====== Entries supplied ======
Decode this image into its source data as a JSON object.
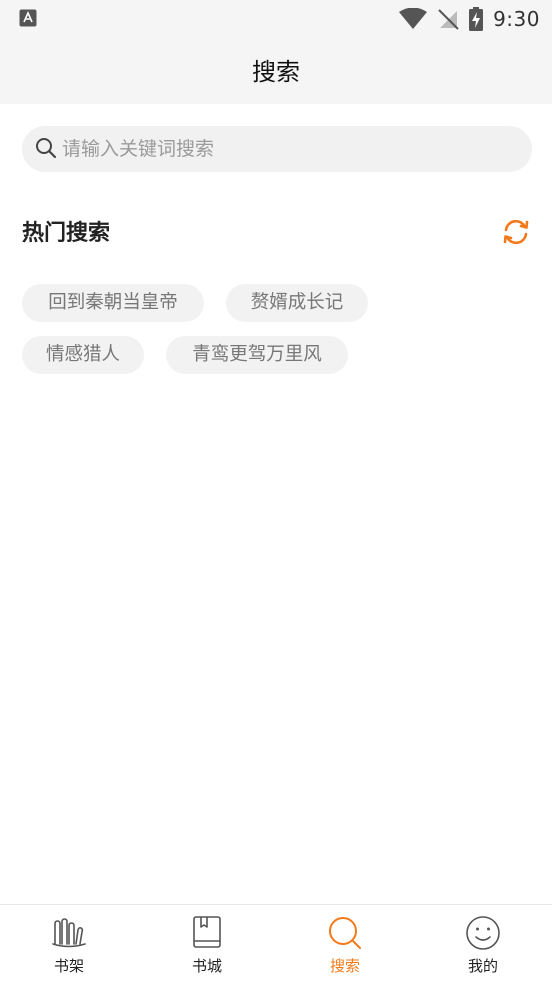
{
  "status_bar": {
    "time": "9:30"
  },
  "header": {
    "title": "搜索"
  },
  "search": {
    "placeholder": "请输入关键词搜索",
    "value": ""
  },
  "hot_search": {
    "title": "热门搜索",
    "tags": [
      "回到秦朝当皇帝",
      "赘婿成长记",
      "情感猎人",
      "青鸾更驾万里风"
    ]
  },
  "tabbar": {
    "tabs": [
      {
        "label": "书架",
        "icon": "bookshelf-icon"
      },
      {
        "label": "书城",
        "icon": "bookstore-icon"
      },
      {
        "label": "搜索",
        "icon": "search-icon"
      },
      {
        "label": "我的",
        "icon": "profile-icon"
      }
    ],
    "active": 2
  },
  "colors": {
    "accent": "#f27a1a",
    "tag_bg": "#f2f2f2",
    "header_bg": "#f5f5f5"
  }
}
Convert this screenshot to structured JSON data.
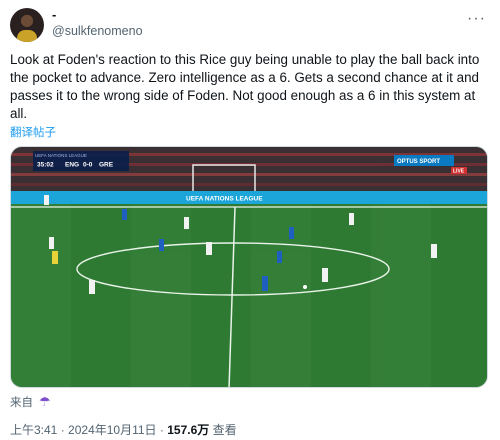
{
  "author": {
    "display_name": "-",
    "handle": "@sulkfenomeno"
  },
  "more_icon": "more-horizontal-icon",
  "tweet": {
    "text": "Look at Foden's reaction to this Rice guy being unable to play the ball back into the pocket to advance. Zero intelligence as a 6. Gets a second chance at it and passes it to the wrong side of Foden. Not good enough as a 6 in this system at all.",
    "translate_label": "翻译帖子"
  },
  "media": {
    "scoreboard": {
      "league": "UEFA NATIONS LEAGUE",
      "time": "35:02",
      "home": "ENG",
      "score": "0-0",
      "away": "GRE"
    },
    "broadcaster": {
      "name": "OPTUS SPORT",
      "live": "LIVE"
    },
    "board_text": "UEFA NATIONS LEAGUE",
    "colors": {
      "pitch": "#2f7a33",
      "pitch_stripe": "#357f38",
      "home_kit": "#f2f2f2",
      "away_kit": "#1f5fbf",
      "referee_kit": "#e8d23a"
    }
  },
  "footer": {
    "source_label": "来自",
    "source_icon": "umbrella-icon",
    "time": "上午3:41",
    "separator": "·",
    "date": "2024年10月11日",
    "views_count": "157.6万",
    "views_label": "查看"
  }
}
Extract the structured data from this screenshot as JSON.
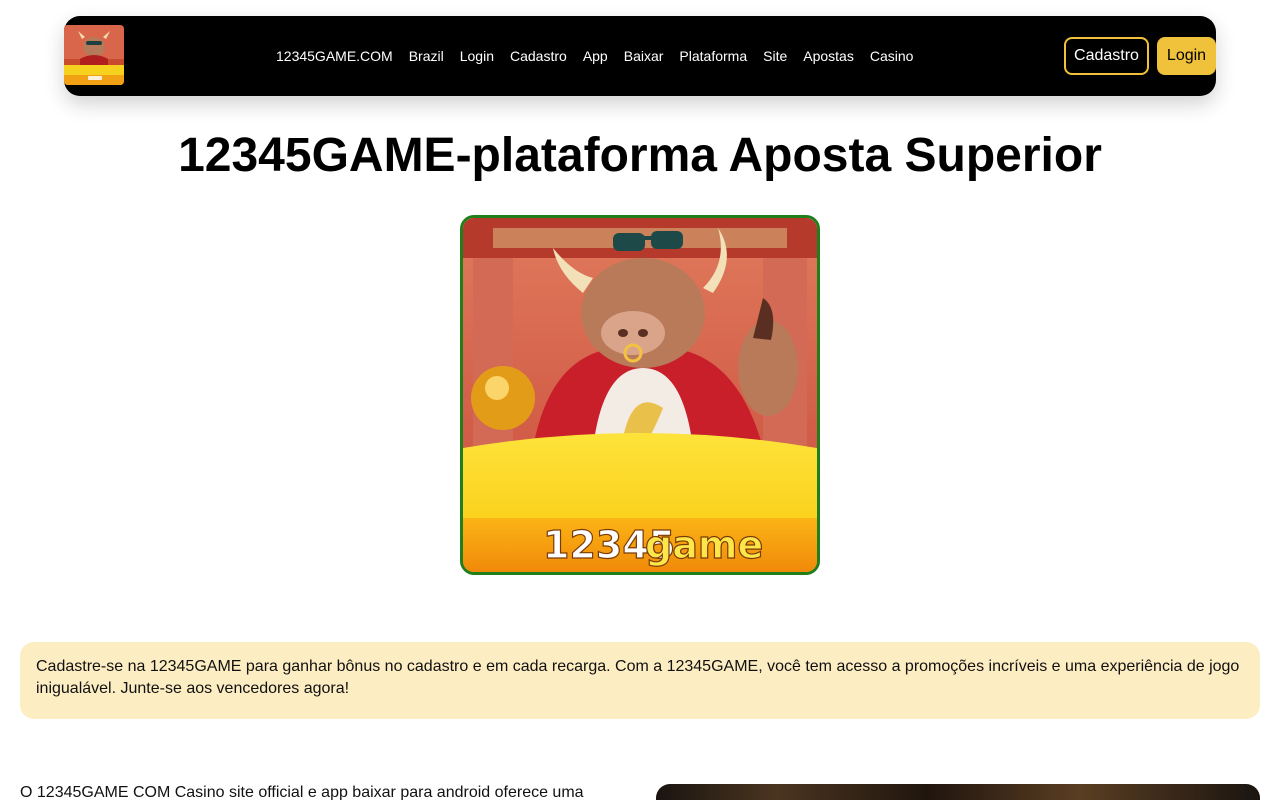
{
  "nav": {
    "links": [
      "12345GAME.COM",
      "Brazil",
      "Login",
      "Cadastro",
      "App",
      "Baixar",
      "Plataforma",
      "Site",
      "Apostas",
      "Casino"
    ],
    "cadastro_button": "Cadastro",
    "login_button": "Login"
  },
  "page_title": "12345GAME-plataforma Aposta Superior",
  "hero": {
    "logo_text_white": "12345",
    "logo_text_yellow": "game"
  },
  "promo_text": "Cadastre-se na 12345GAME para ganhar bônus no cadastro e em cada recarga. Com a 12345GAME, você tem acesso a promoções incríveis e uma experiência de jogo inigualável. Junte-se aos vencedores agora!",
  "intro_text": "O 12345GAME COM Casino site official e app baixar para android oferece uma",
  "colors": {
    "accent": "#f0c23b",
    "navbar_bg": "#000000",
    "promo_bg": "#fdedc2",
    "hero_border": "#1f7f1b"
  }
}
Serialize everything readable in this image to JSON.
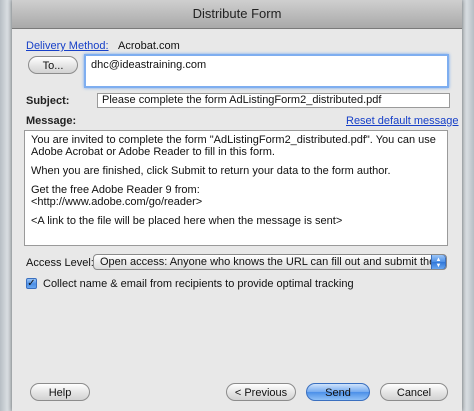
{
  "window": {
    "title": "Distribute Form"
  },
  "delivery": {
    "label": "Delivery Method:",
    "value": "Acrobat.com"
  },
  "recipients": {
    "to_button": "To...",
    "to_value": "dhc@ideastraining.com"
  },
  "subject": {
    "label": "Subject:",
    "value": "Please complete the form AdListingForm2_distributed.pdf"
  },
  "message": {
    "label": "Message:",
    "reset_link": "Reset default message",
    "paragraphs": [
      "You are invited to complete the form \"AdListingForm2_distributed.pdf\". You can use Adobe Acrobat or Adobe Reader to fill in this form.",
      "When you are finished, click Submit to return your data to the form author.",
      "Get the free Adobe Reader 9 from:",
      "<http://www.adobe.com/go/reader>",
      "<A link to the file will be placed here when the message is sent>"
    ]
  },
  "access": {
    "label": "Access Level:",
    "selected": "Open access: Anyone who knows the URL can fill out and submit the form"
  },
  "tracking": {
    "label": "Collect name & email from recipients to provide optimal tracking",
    "checked": true
  },
  "buttons": {
    "help": "Help",
    "previous": "< Previous",
    "send": "Send",
    "cancel": "Cancel"
  },
  "colors": {
    "link": "#1740c8",
    "focus_ring": "#7eaef0",
    "default_button": "#4b8fe8"
  }
}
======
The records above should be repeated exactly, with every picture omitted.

• _Completed exercise_:
Decode this image into its source data as a JSON object.
{
  "status_bar": {
    "time": "9:30"
  },
  "header": {
    "title": "搜索"
  },
  "search": {
    "placeholder": "请输入关键词搜索",
    "value": ""
  },
  "hot_search": {
    "title": "热门搜索",
    "tags": [
      "回到秦朝当皇帝",
      "赘婿成长记",
      "情感猎人",
      "青鸾更驾万里风"
    ]
  },
  "tabbar": {
    "tabs": [
      {
        "label": "书架",
        "icon": "bookshelf-icon"
      },
      {
        "label": "书城",
        "icon": "bookstore-icon"
      },
      {
        "label": "搜索",
        "icon": "search-icon"
      },
      {
        "label": "我的",
        "icon": "profile-icon"
      }
    ],
    "active": 2
  },
  "colors": {
    "accent": "#f27a1a",
    "tag_bg": "#f2f2f2",
    "header_bg": "#f5f5f5"
  }
}
Convert this screenshot to structured JSON data.
{
  "author": {
    "display_name": "-",
    "handle": "@sulkfenomeno"
  },
  "more_icon": "more-horizontal-icon",
  "tweet": {
    "text": "Look at Foden's reaction to this Rice guy being unable to play the ball back into the pocket to advance. Zero intelligence as a 6. Gets a second chance at it and passes it to the wrong side of Foden. Not good enough as a 6 in this system at all.",
    "translate_label": "翻译帖子"
  },
  "media": {
    "scoreboard": {
      "league": "UEFA NATIONS LEAGUE",
      "time": "35:02",
      "home": "ENG",
      "score": "0-0",
      "away": "GRE"
    },
    "broadcaster": {
      "name": "OPTUS SPORT",
      "live": "LIVE"
    },
    "board_text": "UEFA NATIONS LEAGUE",
    "colors": {
      "pitch": "#2f7a33",
      "pitch_stripe": "#357f38",
      "home_kit": "#f2f2f2",
      "away_kit": "#1f5fbf",
      "referee_kit": "#e8d23a"
    }
  },
  "footer": {
    "source_label": "来自",
    "source_icon": "umbrella-icon",
    "time": "上午3:41",
    "separator": "·",
    "date": "2024年10月11日",
    "views_count": "157.6万",
    "views_label": "查看"
  }
}
Extract the structured data from this screenshot as JSON.
{
  "nav": {
    "links": [
      "12345GAME.COM",
      "Brazil",
      "Login",
      "Cadastro",
      "App",
      "Baixar",
      "Plataforma",
      "Site",
      "Apostas",
      "Casino"
    ],
    "cadastro_button": "Cadastro",
    "login_button": "Login"
  },
  "page_title": "12345GAME-plataforma Aposta Superior",
  "hero": {
    "logo_text_white": "12345",
    "logo_text_yellow": "game"
  },
  "promo_text": "Cadastre-se na 12345GAME para ganhar bônus no cadastro e em cada recarga. Com a 12345GAME, você tem acesso a promoções incríveis e uma experiência de jogo inigualável. Junte-se aos vencedores agora!",
  "intro_text": "O 12345GAME COM Casino site official e app baixar para android oferece uma",
  "colors": {
    "accent": "#f0c23b",
    "navbar_bg": "#000000",
    "promo_bg": "#fdedc2",
    "hero_border": "#1f7f1b"
  }
}
Serialize everything readable in this image to JSON.
{
  "window": {
    "title": "Distribute Form"
  },
  "delivery": {
    "label": "Delivery Method:",
    "value": "Acrobat.com"
  },
  "recipients": {
    "to_button": "To...",
    "to_value": "dhc@ideastraining.com"
  },
  "subject": {
    "label": "Subject:",
    "value": "Please complete the form AdListingForm2_distributed.pdf"
  },
  "message": {
    "label": "Message:",
    "reset_link": "Reset default message",
    "paragraphs": [
      "You are invited to complete the form \"AdListingForm2_distributed.pdf\". You can use Adobe Acrobat or Adobe Reader to fill in this form.",
      "When you are finished, click Submit to return your data to the form author.",
      "Get the free Adobe Reader 9 from:",
      "<http://www.adobe.com/go/reader>",
      "<A link to the file will be placed here when the message is sent>"
    ]
  },
  "access": {
    "label": "Access Level:",
    "selected": "Open access: Anyone who knows the URL can fill out and submit the form"
  },
  "tracking": {
    "label": "Collect name & email from recipients to provide optimal tracking",
    "checked": true
  },
  "buttons": {
    "help": "Help",
    "previous": "< Previous",
    "send": "Send",
    "cancel": "Cancel"
  },
  "colors": {
    "link": "#1740c8",
    "focus_ring": "#7eaef0",
    "default_button": "#4b8fe8"
  }
}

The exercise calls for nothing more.